It is time (PoemTalk #107)

Paul Celan, 'Corona'

Paul Celan. Photo courtesy of Romanian Cultural Institute, London.


Pierre Joris, Anna Strong, and Ariel Resnikoff joined Al Filreis to talk about Paul Celan’s well-known poem “Corona.” Celan had chosen to continue writing in German after the elimination of Jews from his town and the murder of his parents by the Nazis and their fascist allies — and maintained, to the say the very least, a complex relationship to the mother tongue he kept using with increasingly inventive disfiguration. There was a good deal of knowledge of the original difficult German in our Wexler Studio, although as PoemTalk is an English-language podcast series we focused on the challenges of the English translation. Our translation was done by Jerome Rothenberg in the late 1950s for his groundbreaking anthology New Young German Poets (1959, City Lights).
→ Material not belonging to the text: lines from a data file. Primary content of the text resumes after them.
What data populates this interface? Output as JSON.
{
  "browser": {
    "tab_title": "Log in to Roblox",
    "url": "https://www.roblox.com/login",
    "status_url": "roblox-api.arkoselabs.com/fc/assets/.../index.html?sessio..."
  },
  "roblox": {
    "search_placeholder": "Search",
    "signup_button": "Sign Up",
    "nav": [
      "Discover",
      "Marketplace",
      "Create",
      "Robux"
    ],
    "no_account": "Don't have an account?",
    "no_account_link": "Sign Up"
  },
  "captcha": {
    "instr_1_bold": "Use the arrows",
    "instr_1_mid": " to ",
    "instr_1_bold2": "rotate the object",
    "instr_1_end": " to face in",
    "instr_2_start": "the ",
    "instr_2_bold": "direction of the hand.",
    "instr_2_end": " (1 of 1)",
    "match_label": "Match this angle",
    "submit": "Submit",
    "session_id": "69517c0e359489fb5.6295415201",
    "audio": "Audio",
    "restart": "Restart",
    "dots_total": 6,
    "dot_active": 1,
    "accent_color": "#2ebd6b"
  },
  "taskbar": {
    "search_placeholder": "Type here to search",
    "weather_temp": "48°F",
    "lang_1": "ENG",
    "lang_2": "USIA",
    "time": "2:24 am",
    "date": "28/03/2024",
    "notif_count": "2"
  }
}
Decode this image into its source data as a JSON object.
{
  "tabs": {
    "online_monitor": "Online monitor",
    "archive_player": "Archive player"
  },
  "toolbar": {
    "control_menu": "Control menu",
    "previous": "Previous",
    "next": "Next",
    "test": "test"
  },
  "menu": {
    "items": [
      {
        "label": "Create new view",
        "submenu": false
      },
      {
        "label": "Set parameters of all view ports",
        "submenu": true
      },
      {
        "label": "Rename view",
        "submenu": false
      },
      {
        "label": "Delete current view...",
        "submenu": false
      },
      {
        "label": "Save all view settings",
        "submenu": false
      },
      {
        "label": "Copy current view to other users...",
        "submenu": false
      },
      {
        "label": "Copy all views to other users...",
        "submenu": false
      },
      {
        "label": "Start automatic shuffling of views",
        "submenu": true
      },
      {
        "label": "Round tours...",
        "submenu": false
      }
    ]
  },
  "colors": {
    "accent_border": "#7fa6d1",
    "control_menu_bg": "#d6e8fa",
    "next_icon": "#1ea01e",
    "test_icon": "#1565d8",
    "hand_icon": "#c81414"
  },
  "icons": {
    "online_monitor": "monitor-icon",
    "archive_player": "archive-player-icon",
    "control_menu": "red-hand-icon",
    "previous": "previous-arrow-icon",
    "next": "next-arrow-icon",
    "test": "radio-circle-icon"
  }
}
Another, more recent source for this and other Celan poems is Pierre Joris’s Paul Celan: Selections (University of California Press, 2005), where his own and others’ translations are variously available. While for his edition Pierre selected the now-classic Rothenberg version of “Corona,” in our conversation he (and also Anna) offer nuanced observations about alternative choices and possibilities.

Is “Corona” first and foremost a love poem? (Pierre persuasively leans toward that view — and offers a reading of the Paul Celan–Ingeborg Bachmann affair.) Or is it a poem about the dream of finally speaking out the truth, from a casement, to a gathering of the Austrian public, about hate’s annihilating effects? Anna and Al in particular favor the latter, darker view of the truth Celan feels it is time to know. What particular darkness do the lovers whisper? Or is it the goodly darkness of their night together? Obviously this poem, typical of Celan’s radical linguistic openness, makes space for both approaches, and more.

The director and engineer of PoemTalk episode 107 was Zach Carduner, and the very same Zach Carduner edited the recording. Over at the Poetry Foundation in Chicago, we welcome a relatively new PoemTalk colleague, Meaghan Winston. We wish also to thank Cassie Mayer, Director of Digital Programs, for her ongoing support.

Next time on PoemTalk we will turn to a poem/performance piece by Tracie Morris called “Slave Sho to Video aka Black but Beautiful.” For our conversation Al will be be joined by Edwin Torres, Camara Brown, and Brooke O’Harra.



Autumn is eating a leaf from my hand: we are friends.
We are picking time out of a nut, we teach it to run:
and time rushes back to its shell.

In the mirror it’s Sunday.
in dreams people sleep,
the mouth tells the truth.

My eye descends to the sex of my loved one,
we gaze at each other,
we whisper our darkness,
we love one another like poppies and memory,
we sleep like wine in a sea-shell,
like the sea in the moon’s bloody rays.

Embracing we stand in the window, they look up at us from the street:
it is time that they knew!
It is time that the stone grew accustomed to blooming,
that unrest formed a heart.
It is time it was time.

It is time.

[as translated by Jerome Rothenberg, 1959]